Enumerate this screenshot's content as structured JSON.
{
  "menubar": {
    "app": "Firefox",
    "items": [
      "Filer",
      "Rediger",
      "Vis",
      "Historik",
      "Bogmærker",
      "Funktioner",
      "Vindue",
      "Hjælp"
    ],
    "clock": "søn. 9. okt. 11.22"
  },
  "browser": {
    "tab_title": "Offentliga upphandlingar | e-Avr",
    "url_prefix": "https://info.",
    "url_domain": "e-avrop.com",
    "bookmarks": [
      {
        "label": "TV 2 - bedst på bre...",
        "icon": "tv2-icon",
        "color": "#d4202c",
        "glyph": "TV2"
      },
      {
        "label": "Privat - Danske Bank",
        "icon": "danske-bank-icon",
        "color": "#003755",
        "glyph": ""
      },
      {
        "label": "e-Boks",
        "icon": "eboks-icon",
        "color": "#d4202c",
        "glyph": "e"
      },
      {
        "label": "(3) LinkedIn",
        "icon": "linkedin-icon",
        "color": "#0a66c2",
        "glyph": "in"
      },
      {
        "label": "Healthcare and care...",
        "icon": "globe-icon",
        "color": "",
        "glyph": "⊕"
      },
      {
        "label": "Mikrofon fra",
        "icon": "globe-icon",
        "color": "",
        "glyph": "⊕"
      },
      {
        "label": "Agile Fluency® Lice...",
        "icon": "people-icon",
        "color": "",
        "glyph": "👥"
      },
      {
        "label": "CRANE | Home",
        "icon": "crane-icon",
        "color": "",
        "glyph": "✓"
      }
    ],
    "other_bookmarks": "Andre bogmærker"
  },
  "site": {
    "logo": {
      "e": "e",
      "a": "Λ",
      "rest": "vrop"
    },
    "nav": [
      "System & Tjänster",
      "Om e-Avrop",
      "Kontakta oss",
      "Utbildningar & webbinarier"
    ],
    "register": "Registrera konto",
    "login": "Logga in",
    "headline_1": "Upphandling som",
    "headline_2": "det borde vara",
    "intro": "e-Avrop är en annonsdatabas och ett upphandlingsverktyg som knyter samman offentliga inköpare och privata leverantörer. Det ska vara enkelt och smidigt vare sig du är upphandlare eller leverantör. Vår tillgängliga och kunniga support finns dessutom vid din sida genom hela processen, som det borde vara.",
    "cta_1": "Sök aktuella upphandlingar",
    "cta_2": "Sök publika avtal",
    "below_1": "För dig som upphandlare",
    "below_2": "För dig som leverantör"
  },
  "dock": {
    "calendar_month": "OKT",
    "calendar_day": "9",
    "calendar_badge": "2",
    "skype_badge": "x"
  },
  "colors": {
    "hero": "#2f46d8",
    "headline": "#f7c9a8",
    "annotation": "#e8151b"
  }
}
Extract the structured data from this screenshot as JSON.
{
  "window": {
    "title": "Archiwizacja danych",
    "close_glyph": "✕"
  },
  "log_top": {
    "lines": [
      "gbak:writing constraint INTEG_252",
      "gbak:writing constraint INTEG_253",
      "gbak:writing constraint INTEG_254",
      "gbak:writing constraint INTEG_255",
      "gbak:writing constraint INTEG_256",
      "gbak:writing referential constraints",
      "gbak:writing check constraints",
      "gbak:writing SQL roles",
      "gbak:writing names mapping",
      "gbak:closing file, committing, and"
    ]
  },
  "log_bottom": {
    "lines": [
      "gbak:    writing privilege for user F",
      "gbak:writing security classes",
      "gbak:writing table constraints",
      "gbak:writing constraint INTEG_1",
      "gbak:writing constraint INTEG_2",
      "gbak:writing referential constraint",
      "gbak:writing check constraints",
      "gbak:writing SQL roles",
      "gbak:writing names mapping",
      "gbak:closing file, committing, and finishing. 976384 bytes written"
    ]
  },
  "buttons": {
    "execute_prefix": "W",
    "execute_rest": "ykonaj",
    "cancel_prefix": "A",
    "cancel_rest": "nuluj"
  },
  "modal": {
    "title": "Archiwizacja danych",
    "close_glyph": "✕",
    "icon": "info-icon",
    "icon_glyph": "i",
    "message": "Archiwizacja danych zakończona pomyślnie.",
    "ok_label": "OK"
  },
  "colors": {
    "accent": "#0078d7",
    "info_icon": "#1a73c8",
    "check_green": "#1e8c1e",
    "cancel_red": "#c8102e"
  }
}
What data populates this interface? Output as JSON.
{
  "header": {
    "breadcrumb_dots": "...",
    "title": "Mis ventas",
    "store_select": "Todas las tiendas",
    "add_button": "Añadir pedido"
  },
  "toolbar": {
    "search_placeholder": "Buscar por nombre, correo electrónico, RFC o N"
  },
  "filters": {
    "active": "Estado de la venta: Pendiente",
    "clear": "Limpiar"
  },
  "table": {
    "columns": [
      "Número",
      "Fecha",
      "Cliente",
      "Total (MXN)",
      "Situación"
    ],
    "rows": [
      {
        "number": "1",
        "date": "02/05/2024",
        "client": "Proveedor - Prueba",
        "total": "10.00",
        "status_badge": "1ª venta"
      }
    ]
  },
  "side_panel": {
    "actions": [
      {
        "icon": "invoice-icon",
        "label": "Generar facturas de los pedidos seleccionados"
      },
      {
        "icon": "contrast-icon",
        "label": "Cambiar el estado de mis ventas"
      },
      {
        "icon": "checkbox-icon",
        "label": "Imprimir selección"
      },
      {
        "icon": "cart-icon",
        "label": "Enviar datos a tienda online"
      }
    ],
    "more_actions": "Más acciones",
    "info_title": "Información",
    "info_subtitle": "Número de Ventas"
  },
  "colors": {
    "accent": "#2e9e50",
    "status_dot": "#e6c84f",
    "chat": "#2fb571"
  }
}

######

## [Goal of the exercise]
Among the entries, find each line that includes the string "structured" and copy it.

## [Solution to this task]
Enumerate this screenshot's content as structured JSON.
Extract the structured data from this screenshot as JSON.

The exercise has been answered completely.